◆ Provided entries:
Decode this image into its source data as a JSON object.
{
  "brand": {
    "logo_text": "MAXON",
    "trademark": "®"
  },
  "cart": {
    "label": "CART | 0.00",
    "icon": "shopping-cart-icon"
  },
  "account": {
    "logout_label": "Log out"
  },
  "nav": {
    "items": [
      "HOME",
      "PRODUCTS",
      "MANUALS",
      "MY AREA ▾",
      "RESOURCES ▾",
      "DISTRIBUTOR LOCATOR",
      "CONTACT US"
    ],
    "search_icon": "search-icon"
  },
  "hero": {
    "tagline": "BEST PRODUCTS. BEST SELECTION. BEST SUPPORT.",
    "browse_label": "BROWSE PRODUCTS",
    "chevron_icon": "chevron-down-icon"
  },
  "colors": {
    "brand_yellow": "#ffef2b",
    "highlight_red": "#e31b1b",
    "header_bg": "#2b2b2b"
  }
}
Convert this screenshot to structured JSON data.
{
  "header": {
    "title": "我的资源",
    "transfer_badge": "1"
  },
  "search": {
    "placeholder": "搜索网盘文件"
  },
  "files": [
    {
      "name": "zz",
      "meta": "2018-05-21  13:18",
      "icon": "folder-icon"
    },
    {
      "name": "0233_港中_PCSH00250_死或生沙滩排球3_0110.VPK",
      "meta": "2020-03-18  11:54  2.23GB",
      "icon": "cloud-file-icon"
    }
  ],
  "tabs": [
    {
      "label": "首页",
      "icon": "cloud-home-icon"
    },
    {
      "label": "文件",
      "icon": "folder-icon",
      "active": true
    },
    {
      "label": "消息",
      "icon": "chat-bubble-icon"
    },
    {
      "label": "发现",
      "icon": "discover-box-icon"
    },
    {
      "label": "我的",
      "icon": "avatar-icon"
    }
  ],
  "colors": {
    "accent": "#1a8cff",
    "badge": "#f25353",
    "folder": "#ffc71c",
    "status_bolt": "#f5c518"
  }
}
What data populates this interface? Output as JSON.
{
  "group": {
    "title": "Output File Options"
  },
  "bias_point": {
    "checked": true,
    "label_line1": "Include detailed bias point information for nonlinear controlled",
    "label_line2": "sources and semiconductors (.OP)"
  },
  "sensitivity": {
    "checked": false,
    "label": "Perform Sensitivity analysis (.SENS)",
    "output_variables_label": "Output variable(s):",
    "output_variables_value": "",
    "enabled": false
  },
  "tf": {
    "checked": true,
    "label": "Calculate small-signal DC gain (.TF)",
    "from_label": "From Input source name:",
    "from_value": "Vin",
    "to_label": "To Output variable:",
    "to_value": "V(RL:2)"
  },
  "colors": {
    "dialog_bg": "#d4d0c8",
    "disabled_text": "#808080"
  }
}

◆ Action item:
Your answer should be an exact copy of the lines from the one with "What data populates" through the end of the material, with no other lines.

◆ Output of the exercise:
What data populates this interface? Output as JSON.
{
  "group": {
    "title": "Output File Options"
  },
  "bias_point": {
    "checked": true,
    "label_line1": "Include detailed bias point information for nonlinear controlled",
    "label_line2": "sources and semiconductors (.OP)"
  },
  "sensitivity": {
    "checked": false,
    "label": "Perform Sensitivity analysis (.SENS)",
    "output_variables_label": "Output variable(s):",
    "output_variables_value": "",
    "enabled": false
  },
  "tf": {
    "checked": true,
    "label": "Calculate small-signal DC gain (.TF)",
    "from_label": "From Input source name:",
    "from_value": "Vin",
    "to_label": "To Output variable:",
    "to_value": "V(RL:2)"
  },
  "colors": {
    "dialog_bg": "#d4d0c8",
    "disabled_text": "#808080"
  }
}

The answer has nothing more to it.